“The hand that rocks the cradle is the hand that rules the world.” Nowhere is that statement more true than in the Genesis story of Sarah and Hagar whose sons Isaac and Ishmael became the fathers of two of the most powerful nations on earth. Most of the teachings about this Bible passage focus on the perils of running ahead of God’s will or on faith that believes in miracles. As compelling as those themes are, what has always stood out to me was the relationship between these two mothers. Why couldn’t they get along? Aside from the reality of two women and one man, (never a good idea. Just watch one episode of Sister Wives if you need any convincing), was there more to it than that? I wonder if some of the drama in this story came from a lack of empathy.
Sarah was the wife of a wealthy and powerful man. Her name means princess or noblewoman. In addition, she was so beautiful that Abraham lied to the Egyptians, calling her his sister. As perfect as her life seemed to the outside world, she was barren. The pain she felt must have been crushing.
In contrast, Hagar’s situation was less than privileged.

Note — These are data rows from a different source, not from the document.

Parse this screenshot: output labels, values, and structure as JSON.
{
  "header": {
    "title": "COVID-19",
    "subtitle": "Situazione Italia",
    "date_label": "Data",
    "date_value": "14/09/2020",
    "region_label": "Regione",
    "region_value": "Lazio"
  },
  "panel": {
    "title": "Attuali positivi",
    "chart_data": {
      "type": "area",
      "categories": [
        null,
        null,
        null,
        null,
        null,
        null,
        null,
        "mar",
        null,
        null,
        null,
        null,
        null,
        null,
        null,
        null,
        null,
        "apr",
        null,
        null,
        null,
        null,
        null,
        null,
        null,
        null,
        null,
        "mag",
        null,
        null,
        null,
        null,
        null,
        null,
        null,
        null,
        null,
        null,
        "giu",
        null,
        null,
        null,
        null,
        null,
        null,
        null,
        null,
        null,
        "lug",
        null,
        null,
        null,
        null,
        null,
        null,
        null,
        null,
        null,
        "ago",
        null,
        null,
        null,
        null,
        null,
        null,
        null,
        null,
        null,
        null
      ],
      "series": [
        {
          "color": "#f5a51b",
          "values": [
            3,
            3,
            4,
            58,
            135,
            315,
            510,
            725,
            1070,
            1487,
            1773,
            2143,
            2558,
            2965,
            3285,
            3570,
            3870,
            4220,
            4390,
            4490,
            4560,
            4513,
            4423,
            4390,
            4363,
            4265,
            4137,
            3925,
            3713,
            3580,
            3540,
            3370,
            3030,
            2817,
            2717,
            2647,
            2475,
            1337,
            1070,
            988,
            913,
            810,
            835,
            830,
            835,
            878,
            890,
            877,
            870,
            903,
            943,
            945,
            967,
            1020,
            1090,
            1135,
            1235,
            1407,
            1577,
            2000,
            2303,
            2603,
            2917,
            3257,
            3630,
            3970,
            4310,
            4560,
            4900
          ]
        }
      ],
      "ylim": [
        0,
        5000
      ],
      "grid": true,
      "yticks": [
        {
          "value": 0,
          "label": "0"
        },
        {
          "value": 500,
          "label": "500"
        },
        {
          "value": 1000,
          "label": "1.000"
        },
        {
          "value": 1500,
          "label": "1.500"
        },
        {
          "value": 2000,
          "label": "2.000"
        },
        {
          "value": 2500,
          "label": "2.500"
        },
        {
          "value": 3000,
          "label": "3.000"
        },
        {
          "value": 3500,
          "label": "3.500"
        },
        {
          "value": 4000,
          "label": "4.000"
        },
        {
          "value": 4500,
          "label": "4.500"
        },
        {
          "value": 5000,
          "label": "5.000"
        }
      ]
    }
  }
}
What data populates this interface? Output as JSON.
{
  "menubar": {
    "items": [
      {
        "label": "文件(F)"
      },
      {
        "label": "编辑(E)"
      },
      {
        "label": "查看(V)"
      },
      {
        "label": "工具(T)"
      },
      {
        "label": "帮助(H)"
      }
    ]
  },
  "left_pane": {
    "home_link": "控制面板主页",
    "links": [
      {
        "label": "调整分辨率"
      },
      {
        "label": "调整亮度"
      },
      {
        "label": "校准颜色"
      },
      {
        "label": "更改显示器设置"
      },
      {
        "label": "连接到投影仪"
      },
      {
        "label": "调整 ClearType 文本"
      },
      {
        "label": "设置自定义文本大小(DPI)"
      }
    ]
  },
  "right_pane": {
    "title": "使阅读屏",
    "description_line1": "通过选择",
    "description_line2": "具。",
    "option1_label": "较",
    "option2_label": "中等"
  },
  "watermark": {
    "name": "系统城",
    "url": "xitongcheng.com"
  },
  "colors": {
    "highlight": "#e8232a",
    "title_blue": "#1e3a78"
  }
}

Sold into slavery, her life was not her own. It is no wonder she felt contempt for Sarah once she conceived the child that was denied her.
What might have happened if these two women set aside their prejudices and tried to see life through the others’ eyes? What if Sarah understood the jealousy Hagar felt towards her? What if Hagar understood the despair Sarah felt in her barrenness? What if, for one moment, they didn’t see their differences but instead focused on what they shared in common as mothers?
We see similar prejudices in the workplace today: Millennials vs Boomers, Black vs White vs Hispanic vs Asian, Rich vs Poor, Urban vs Rural, Liberal vs Conservative, Male vs Female, More vs Less Educated. In Cincinnati, we even have Eastside vs Westside! When I was teaching a listening class at the University of Cincinnati, I asked one of the students who he would choose to sit next to on a bus if there were no empty seats left. After first saying that he would not take a bus but would call an Uber, which of course highlights our generational differences, he responded that he would choose someone who looked and dressed like him. Studies have shown that he is not alone. Most of us gravitate towards those who resemble us in background and worldview.
Every person you meet has been created in the image of God, is loved dearly by Him and has a unique eternal purpose. How could our world be transformed if we kept that perspective in mind and transcended our earthly prejudices in all of our daily interactions with others?
Monday: Before we understand others, it helps to understand ourselves. This week why not consider seeking out an online tool like MyersBriggs or Enneagram to gain a better understanding of what makes you tick?
Tuesday: Is there someone in your life that rubs you the wrong way? Arrange a time to talk with that person with the idea of understanding them better.
Wednesday: Wouldn’t today be the perfect day to seek out someone from a different race or socio-economic background to hear their story and learn about what life looks like from their perspective?
Thursday: If you are an employer, why not consider having coffee with one of your employees for no other reason than to hear what is happening in his/her life? If you are not an employee, grab coffee with a coworker whom you don’t know well.
Friday: It’s Friday and a time to be thankful for another completed workweek. To celebrate, why not listen to the music of another generation and try to see why they like it!
Bio: Laura Jackson
Laura joined SKILLSOURCE Business Builders after a twenty-five-year career in sales and sales management. Here she has found the perfect place to apply her passion for mentoring, training, and connecting people. She is certified in two coaching platforms as well as Enneagram and the Myers-Briggs Type Indicator. In addition, she has co-authored training modules in several disciplines of emotional intelligence, bringing humor and a fresh perspective into the training process. Her dedication to building positive corporate culture began with her early employment with the Walt Disney Company where she learned the value of seeing the greatness in every employee.
Laura resides in Mason, OH, loves spending time with family and being out-of-doors with her big yellow dog.